Save the Children, an international child rights organization, has revealed alarming statistics indicating a sevenfold increase in the number of children in Kenya displaced within the country due to climate-induced disasters in 2022, as compared to the previous year.

The distressing figures come to light as policymakers convene this week in Nairobi for the Africa Climate Summit, aimed at addressing the climate crisis on the continent.

Save the Children, drawing from data analyzed by the Internal Displacement Monitoring Centre, disclosed that by the close of 2022, at least 187,000 Kenyan children found themselves displaced within their own country due to climate-related shocks.

This marked a staggering contrast to the 27,000 children similarly displaced in 2021.

These children experienced various degrees of displacement, some enduring multiple displacements, while others were uprooted only once.

Regardless, all of them remained displaced from their homes, residing in camps, with extended family, or in temporary accommodations.

It is worth noting that these figures represent only a fraction of the total displacement, as they pertain to four specific Kenyan counties, namely Garissa, Isiolo, Marsabit, and Turkana.

The true extent of this crisis across the nation could be far higher.

Yvonne Arunga, Save the Children's Country Director for Kenya and Madagascar, voiced grave concerns over the impact of these climate shocks on children.

"The impact of climate shocks on children is very worrying. When children lose their homes, they lose almost everything: their access to healthcare, education, food, and safety. They also lose the building blocks for mental and emotional stability and wellbeing, like a sense of routine, their friends, and the right to play," Arunga stated.

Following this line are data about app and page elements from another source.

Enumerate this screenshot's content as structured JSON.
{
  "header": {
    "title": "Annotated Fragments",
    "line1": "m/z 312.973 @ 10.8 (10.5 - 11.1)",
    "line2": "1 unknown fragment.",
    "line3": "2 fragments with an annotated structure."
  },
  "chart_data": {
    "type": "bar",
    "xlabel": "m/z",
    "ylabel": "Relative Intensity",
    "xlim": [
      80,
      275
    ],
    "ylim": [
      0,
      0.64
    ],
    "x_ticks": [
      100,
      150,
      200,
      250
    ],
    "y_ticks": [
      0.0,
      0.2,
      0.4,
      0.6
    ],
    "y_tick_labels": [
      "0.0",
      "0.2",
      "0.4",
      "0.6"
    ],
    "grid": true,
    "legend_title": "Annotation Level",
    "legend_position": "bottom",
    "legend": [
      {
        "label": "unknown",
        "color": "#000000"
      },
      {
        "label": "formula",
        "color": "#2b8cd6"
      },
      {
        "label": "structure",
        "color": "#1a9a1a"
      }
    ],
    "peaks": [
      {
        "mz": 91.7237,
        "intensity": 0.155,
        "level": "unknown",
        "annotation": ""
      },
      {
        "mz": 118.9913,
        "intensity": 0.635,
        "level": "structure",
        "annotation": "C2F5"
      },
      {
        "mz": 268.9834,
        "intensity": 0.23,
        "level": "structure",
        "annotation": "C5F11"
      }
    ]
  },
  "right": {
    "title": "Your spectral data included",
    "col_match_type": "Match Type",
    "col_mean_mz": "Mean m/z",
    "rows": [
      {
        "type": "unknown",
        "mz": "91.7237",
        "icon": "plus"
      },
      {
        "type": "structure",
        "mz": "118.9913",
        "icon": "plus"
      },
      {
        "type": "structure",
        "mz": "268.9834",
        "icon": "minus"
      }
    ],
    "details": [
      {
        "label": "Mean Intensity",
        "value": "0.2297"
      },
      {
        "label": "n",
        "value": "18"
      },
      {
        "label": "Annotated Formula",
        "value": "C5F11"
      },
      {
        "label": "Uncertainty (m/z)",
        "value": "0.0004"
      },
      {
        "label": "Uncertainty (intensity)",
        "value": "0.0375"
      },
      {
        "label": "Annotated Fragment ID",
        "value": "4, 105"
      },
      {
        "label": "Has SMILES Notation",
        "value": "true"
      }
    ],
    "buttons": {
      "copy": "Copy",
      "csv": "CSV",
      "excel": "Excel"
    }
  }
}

Regionally, the numbers are equally disturbing, with sub-Saharan Africa witnessing a threefold increase in new internal displacements throughout 2022 due to climate disasters compared to the previous year.

In 2022, there were 7.4 million new displacements across the region, compared to 2.6 million in 2021.

This figure encompasses multiple displacements experienced by some individuals, even if they managed to return home by year-end.

This alarming trend represents the highest annual number of new displacements from climate disasters ever reported for the region.

It highlights the depletion of land resilience and community coping mechanisms in the face of consecutive climate shocks.

Save the Children emphasized that these figures underscore the rapid erosion of children's rights in Kenya and the region due to the climate crisis.

Paradoxically, African countries contribute the least to global greenhouse gas emissions, despite bearing the brunt of its consequences.

Yvonne, who urged leaders to prioritize children's needs and rights in climate responses, remarked, "These figures are enough to bring anyone to a standstill and hopefully will spur leaders at Africa Climate Week to wake up to the experiences of children across the region, acknowledge that the climate crisis is having a disastrous impact on their lives, and act urgently to factor in children’s needs and rights into the much-needed response."

The situation is poised to worsen as the El Niño weather pattern takes hold, leading to more extreme weather events and further global temperature increases.

The Horn of Africa faces increased risks of flooding, displacement, food shortages, and disease.

There are concerns that the effects of a strong El Niño, similar to the one experienced in 2015-2016, may recur, causing drought in southern Africa.

A report earlier this year by the Children’s Environmental Rights Initiative, Save the Children, and partners revealed that a mere 2.4 per cent of key global climate funds support child-responsive activities, despite over a billion children being at high risk from climate impacts.

"We need to urgently scale up climate finance and support adaptation measures that protect children from the worst effects of climate change. We must also ensure that children have access to essential services such as education and healthcare, regardless of their displacement status," Arunga concluded.

Save the Children remains dedicated to supporting children and their communities in preventing, preparing for, and recovering from climate disasters.

The organization also collaborates with global leaders to protect children in emergencies, closely monitors climate forecasts and risks, and works with partners to help communities anticipate, prepare for, and prevent the worst possible impacts.